(Task details):
Please show every line from the entries that carries the word "Private".

(Task inputs):
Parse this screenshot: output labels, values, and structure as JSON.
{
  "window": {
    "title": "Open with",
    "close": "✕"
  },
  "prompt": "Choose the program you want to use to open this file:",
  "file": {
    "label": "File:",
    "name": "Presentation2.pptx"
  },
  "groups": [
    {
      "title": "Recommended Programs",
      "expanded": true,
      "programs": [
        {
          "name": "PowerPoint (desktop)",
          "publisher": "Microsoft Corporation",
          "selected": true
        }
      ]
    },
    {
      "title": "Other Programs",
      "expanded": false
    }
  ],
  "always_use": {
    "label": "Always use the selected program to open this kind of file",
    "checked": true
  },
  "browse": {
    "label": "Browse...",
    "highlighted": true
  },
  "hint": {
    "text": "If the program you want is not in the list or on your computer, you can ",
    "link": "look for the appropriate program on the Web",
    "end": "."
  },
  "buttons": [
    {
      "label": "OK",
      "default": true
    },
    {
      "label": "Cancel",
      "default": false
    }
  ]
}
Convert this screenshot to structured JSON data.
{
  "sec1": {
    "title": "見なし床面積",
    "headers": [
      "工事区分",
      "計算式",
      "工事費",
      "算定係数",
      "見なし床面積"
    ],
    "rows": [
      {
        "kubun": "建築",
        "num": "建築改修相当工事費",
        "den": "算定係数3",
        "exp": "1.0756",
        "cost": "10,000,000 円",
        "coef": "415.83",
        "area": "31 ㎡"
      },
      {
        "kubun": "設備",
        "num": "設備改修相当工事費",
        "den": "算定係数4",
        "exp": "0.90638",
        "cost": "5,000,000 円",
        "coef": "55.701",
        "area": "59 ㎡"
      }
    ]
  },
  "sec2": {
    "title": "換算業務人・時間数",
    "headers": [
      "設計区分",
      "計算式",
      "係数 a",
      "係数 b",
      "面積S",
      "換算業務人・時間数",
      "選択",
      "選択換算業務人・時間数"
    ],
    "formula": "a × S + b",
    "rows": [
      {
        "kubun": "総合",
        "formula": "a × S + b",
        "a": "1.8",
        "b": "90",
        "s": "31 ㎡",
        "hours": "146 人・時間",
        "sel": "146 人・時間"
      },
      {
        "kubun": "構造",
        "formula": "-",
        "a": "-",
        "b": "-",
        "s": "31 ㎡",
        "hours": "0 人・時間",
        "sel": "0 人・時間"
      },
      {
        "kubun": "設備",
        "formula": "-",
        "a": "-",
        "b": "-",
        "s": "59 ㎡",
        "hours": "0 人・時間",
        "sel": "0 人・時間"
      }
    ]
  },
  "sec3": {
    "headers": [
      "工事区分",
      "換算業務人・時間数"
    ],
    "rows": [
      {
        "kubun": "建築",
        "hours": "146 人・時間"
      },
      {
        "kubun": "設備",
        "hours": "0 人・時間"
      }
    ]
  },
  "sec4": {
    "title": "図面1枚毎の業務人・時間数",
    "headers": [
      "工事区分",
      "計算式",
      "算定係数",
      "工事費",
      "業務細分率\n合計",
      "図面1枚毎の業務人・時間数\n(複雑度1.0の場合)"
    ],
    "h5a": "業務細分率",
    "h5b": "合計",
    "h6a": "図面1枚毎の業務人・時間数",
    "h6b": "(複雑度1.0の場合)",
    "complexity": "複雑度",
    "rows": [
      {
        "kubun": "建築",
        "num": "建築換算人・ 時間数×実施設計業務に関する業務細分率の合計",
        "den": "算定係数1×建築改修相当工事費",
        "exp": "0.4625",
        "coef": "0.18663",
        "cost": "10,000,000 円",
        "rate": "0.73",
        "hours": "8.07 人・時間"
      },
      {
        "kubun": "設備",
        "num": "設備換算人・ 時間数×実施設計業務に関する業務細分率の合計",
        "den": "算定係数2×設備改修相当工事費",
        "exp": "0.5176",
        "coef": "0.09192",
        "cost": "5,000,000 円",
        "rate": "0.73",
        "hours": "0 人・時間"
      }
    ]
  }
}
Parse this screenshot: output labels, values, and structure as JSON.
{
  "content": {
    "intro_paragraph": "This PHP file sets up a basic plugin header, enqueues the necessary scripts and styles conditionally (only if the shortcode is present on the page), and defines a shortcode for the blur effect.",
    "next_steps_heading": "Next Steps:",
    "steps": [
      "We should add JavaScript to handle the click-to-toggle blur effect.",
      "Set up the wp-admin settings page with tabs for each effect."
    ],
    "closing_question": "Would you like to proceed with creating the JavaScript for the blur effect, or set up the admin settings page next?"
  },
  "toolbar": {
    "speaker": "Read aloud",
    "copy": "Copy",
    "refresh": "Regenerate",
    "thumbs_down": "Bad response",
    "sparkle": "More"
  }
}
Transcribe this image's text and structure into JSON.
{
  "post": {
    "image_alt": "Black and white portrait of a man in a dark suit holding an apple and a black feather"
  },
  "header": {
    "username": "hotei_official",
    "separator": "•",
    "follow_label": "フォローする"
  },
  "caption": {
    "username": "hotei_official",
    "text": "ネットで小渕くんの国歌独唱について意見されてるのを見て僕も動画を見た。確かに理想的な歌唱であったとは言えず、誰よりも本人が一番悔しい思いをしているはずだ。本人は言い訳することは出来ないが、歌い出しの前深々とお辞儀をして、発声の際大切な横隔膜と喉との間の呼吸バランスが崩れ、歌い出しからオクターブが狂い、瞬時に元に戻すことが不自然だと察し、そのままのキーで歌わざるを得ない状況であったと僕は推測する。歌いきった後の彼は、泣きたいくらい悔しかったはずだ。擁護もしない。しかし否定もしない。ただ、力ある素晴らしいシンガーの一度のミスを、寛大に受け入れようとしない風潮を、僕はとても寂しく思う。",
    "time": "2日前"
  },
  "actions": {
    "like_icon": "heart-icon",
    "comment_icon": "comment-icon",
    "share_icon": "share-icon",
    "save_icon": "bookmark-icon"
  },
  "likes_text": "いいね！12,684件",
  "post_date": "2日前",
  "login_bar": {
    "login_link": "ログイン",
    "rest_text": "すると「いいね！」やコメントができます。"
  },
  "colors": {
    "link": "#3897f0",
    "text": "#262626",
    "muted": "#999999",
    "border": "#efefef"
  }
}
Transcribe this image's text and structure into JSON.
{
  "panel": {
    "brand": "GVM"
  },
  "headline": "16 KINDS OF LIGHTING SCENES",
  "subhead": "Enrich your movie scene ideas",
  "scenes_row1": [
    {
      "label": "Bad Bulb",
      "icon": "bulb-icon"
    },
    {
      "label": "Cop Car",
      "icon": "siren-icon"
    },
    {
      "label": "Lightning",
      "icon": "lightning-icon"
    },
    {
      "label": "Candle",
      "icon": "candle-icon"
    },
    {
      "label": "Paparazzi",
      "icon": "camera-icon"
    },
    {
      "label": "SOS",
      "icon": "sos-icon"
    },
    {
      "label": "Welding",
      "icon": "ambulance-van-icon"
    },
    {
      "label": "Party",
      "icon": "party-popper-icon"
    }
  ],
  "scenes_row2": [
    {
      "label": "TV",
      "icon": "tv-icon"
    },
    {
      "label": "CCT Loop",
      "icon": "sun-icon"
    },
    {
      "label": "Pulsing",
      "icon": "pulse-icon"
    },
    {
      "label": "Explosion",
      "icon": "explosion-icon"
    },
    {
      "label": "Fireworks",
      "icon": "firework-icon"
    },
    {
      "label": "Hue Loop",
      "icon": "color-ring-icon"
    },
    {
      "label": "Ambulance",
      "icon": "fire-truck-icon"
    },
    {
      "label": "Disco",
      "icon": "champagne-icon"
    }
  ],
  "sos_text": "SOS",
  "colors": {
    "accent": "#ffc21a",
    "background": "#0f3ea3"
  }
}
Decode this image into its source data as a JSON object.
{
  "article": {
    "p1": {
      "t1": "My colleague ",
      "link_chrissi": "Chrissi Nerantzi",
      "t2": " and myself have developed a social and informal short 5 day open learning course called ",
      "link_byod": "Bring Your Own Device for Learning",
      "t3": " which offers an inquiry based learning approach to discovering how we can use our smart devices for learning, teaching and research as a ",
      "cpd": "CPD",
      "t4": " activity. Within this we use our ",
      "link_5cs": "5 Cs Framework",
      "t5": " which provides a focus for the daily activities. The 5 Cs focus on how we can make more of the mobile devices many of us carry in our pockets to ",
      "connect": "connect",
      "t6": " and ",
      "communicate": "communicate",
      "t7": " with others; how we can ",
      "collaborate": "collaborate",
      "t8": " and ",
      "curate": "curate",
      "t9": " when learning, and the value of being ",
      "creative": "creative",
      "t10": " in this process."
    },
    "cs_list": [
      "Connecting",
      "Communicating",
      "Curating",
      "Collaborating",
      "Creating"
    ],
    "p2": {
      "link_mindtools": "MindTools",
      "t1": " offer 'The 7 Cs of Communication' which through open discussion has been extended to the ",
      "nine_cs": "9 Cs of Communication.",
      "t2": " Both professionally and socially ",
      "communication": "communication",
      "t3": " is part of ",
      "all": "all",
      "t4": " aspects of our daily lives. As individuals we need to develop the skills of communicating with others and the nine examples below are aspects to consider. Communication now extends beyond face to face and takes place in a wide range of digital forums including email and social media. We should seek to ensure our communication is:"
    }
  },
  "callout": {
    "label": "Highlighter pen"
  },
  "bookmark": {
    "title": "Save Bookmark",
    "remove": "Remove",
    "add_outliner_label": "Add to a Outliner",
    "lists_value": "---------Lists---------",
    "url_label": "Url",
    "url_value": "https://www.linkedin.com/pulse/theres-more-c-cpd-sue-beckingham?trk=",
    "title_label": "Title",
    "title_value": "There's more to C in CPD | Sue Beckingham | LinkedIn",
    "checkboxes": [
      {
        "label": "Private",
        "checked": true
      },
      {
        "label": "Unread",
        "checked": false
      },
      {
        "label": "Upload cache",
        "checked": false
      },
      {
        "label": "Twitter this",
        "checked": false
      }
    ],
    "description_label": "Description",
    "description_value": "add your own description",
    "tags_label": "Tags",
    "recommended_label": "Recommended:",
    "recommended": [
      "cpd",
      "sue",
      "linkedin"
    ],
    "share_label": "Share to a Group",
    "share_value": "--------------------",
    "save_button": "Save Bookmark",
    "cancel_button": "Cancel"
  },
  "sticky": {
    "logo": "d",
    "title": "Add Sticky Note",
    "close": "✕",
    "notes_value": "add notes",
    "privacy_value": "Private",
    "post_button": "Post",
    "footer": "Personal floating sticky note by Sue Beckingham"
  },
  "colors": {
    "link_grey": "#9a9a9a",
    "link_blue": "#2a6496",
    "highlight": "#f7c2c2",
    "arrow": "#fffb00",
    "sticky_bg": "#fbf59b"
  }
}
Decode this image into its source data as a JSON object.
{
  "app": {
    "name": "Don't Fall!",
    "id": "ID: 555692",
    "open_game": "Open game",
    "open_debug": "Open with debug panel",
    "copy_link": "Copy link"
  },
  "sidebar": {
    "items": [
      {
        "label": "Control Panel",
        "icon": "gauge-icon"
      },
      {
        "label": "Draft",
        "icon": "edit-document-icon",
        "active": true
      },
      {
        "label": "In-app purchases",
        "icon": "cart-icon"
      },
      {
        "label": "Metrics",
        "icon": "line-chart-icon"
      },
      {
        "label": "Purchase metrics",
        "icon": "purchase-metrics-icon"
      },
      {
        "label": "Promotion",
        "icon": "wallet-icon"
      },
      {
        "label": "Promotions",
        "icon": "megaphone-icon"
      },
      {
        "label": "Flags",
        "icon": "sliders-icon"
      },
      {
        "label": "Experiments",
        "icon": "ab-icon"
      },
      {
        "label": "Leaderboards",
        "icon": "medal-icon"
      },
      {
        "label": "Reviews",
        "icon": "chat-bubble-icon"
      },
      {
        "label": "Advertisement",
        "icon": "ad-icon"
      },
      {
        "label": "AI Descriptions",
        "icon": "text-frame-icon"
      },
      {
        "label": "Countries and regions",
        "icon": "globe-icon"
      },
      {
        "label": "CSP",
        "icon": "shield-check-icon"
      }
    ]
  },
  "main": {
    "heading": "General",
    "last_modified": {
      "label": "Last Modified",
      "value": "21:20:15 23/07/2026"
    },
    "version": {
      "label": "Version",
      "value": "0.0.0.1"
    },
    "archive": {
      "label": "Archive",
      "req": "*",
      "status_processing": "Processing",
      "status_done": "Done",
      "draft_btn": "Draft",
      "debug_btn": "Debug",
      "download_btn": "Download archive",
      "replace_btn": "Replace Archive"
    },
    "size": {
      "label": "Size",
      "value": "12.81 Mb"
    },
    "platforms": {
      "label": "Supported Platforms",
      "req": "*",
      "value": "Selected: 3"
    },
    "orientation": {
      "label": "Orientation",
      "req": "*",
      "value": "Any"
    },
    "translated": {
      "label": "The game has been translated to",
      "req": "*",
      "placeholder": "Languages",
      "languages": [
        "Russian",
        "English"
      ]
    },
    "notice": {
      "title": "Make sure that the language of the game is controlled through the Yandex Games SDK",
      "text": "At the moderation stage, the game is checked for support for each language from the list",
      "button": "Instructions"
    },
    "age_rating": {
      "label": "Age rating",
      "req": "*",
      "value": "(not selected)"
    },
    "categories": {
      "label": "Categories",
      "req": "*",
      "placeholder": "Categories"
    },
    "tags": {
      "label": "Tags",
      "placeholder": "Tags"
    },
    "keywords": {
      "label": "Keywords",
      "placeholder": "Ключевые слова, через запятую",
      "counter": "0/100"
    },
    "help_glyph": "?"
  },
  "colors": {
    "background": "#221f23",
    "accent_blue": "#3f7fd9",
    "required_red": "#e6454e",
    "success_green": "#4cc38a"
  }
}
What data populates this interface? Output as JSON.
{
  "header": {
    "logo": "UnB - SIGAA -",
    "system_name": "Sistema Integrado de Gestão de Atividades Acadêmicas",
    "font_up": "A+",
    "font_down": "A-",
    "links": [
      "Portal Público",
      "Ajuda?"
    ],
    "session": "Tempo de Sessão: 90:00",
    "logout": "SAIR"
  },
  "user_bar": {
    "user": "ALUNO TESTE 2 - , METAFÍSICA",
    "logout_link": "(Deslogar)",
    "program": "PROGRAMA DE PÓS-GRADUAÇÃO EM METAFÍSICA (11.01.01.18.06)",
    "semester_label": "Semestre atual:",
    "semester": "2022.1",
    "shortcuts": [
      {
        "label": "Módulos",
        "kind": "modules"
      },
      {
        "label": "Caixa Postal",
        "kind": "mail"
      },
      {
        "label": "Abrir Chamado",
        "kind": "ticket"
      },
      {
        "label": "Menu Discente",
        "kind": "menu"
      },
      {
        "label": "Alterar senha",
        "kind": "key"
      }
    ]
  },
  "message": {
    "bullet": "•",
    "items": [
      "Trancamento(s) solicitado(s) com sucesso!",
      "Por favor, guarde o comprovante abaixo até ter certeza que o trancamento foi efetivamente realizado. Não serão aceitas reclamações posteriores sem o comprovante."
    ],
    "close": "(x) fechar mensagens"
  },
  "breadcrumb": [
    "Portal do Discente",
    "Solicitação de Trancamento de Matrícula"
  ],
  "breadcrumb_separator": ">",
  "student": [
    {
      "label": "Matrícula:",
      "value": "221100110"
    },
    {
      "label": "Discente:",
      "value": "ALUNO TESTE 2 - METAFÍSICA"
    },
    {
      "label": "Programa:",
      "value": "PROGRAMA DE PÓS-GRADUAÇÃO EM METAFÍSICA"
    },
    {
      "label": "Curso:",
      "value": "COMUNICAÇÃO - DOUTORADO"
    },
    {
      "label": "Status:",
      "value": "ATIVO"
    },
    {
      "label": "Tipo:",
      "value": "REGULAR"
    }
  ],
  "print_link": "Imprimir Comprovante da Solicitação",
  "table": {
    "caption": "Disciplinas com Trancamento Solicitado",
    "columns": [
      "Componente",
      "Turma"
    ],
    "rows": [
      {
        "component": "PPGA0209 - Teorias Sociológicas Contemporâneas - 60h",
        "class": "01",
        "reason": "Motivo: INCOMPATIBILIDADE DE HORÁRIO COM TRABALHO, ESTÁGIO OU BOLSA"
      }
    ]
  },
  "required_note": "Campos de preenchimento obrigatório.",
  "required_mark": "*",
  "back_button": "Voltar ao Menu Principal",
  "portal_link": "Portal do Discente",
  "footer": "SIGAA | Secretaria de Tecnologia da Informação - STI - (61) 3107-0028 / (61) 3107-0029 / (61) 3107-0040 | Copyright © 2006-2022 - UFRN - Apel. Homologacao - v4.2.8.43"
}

(Response to this exercise):
        "label": "Private",
    "privacy_value": "Private",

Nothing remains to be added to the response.